### Exercise description
Keep the lines exact and the pictures out as you repeat the following listing.

### Data for review
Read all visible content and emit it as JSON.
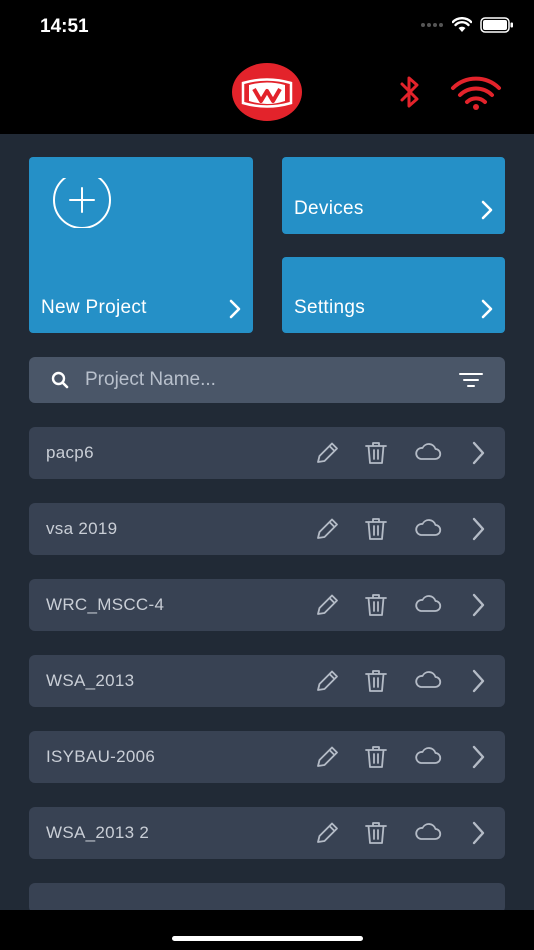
{
  "status": {
    "time": "14:51"
  },
  "colors": {
    "accent": "#2590c7",
    "brand_red": "#e3232b",
    "row_bg": "#384253",
    "content_bg": "#212a36"
  },
  "header": {
    "logo_icon": "brand-logo",
    "bluetooth_icon": "bluetooth-icon",
    "wifi_icon": "wifi-icon"
  },
  "tiles": {
    "new_project": "New Project",
    "devices": "Devices",
    "settings": "Settings"
  },
  "search": {
    "placeholder": "Project Name..."
  },
  "projects": [
    {
      "name": "pacp6"
    },
    {
      "name": "vsa 2019"
    },
    {
      "name": "WRC_MSCC-4"
    },
    {
      "name": "WSA_2013"
    },
    {
      "name": "ISYBAU-2006"
    },
    {
      "name": "WSA_2013 2"
    }
  ]
}
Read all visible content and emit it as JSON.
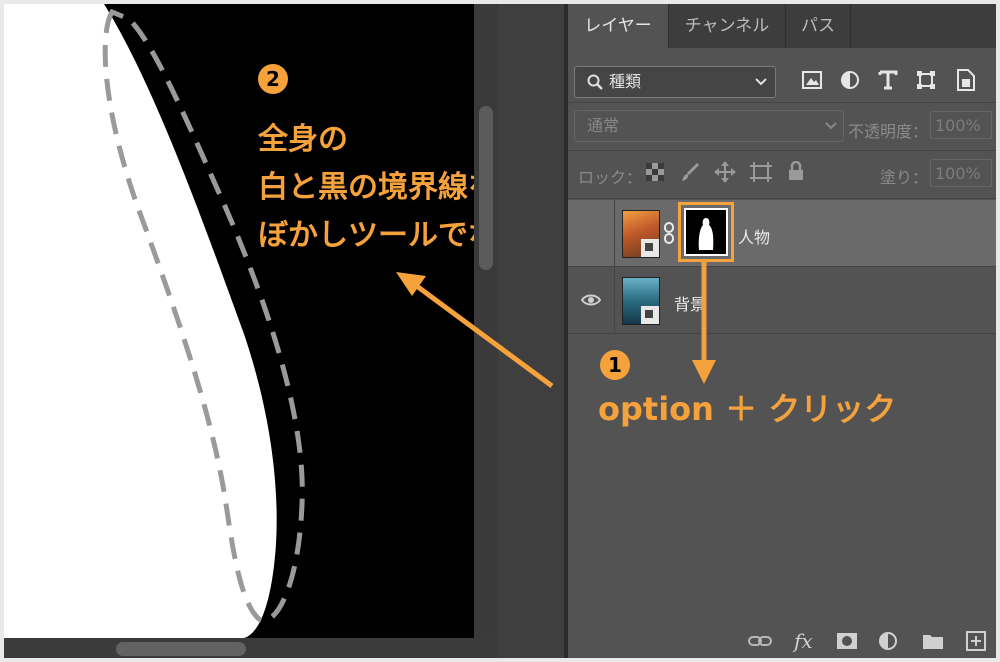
{
  "layers_panel": {
    "tabs": [
      {
        "label": "レイヤー",
        "active": true
      },
      {
        "label": "チャンネル",
        "active": false
      },
      {
        "label": "パス",
        "active": false
      }
    ],
    "filter": {
      "label": "種類"
    },
    "blend_mode": "通常",
    "opacity_label": "不透明度：",
    "opacity_value": "100%",
    "lock_label": "ロック：",
    "fill_label": "塗り：",
    "fill_value": "100%",
    "layers": [
      {
        "name": "人物",
        "selected": true,
        "visible_eye": false
      },
      {
        "name": "背景",
        "selected": false,
        "visible_eye": true
      }
    ]
  },
  "annotations": {
    "step1_number": "1",
    "step1_text": "option ＋ クリック",
    "step2_number": "2",
    "step2_lines": [
      "全身の",
      "白と黒の境界線を",
      "ぼかしツールでなぞる"
    ]
  },
  "colors": {
    "accent": "#f5a23c",
    "panel_bg": "#535353",
    "canvas_bg": "#000000",
    "dash_outline": "#9a9a9a"
  },
  "icons": [
    "search-icon",
    "chevron-down-icon",
    "image-filter-icon",
    "adjustment-filter-icon",
    "type-filter-icon",
    "shape-filter-icon",
    "smart-object-filter-icon",
    "lock-transparent-icon",
    "lock-brush-icon",
    "lock-move-icon",
    "lock-artboard-icon",
    "lock-all-icon",
    "eye-icon",
    "link-icon",
    "fx-icon",
    "mask-icon",
    "adjustment-icon",
    "folder-icon",
    "new-layer-icon"
  ]
}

### Exercise solution
Read all visible content and emit it as JSON.
{
  "status": {
    "time": "14:51"
  },
  "colors": {
    "accent": "#2590c7",
    "brand_red": "#e3232b",
    "row_bg": "#384253",
    "content_bg": "#212a36"
  },
  "header": {
    "logo_icon": "brand-logo",
    "bluetooth_icon": "bluetooth-icon",
    "wifi_icon": "wifi-icon"
  },
  "tiles": {
    "new_project": "New Project",
    "devices": "Devices",
    "settings": "Settings"
  },
  "search": {
    "placeholder": "Project Name..."
  },
  "projects": [
    {
      "name": "pacp6"
    },
    {
      "name": "vsa 2019"
    },
    {
      "name": "WRC_MSCC-4"
    },
    {
      "name": "WSA_2013"
    },
    {
      "name": "ISYBAU-2006"
    },
    {
      "name": "WSA_2013 2"
    }
  ]
}
Read all visible content and emit it as JSON.
{
  "layers_panel": {
    "tabs": [
      {
        "label": "レイヤー",
        "active": true
      },
      {
        "label": "チャンネル",
        "active": false
      },
      {
        "label": "パス",
        "active": false
      }
    ],
    "filter": {
      "label": "種類"
    },
    "blend_mode": "通常",
    "opacity_label": "不透明度：",
    "opacity_value": "100%",
    "lock_label": "ロック：",
    "fill_label": "塗り：",
    "fill_value": "100%",
    "layers": [
      {
        "name": "人物",
        "selected": true,
        "visible_eye": false
      },
      {
        "name": "背景",
        "selected": false,
        "visible_eye": true
      }
    ]
  },
  "annotations": {
    "step1_number": "1",
    "step1_text": "option ＋ クリック",
    "step2_number": "2",
    "step2_lines": [
      "全身の",
      "白と黒の境界線を",
      "ぼかしツールでなぞる"
    ]
  },
  "colors": {
    "accent": "#f5a23c",
    "panel_bg": "#535353",
    "canvas_bg": "#000000",
    "dash_outline": "#9a9a9a"
  },
  "icons": [
    "search-icon",
    "chevron-down-icon",
    "image-filter-icon",
    "adjustment-filter-icon",
    "type-filter-icon",
    "shape-filter-icon",
    "smart-object-filter-icon",
    "lock-transparent-icon",
    "lock-brush-icon",
    "lock-move-icon",
    "lock-artboard-icon",
    "lock-all-icon",
    "eye-icon",
    "link-icon",
    "fx-icon",
    "mask-icon",
    "adjustment-icon",
    "folder-icon",
    "new-layer-icon"
  ]
}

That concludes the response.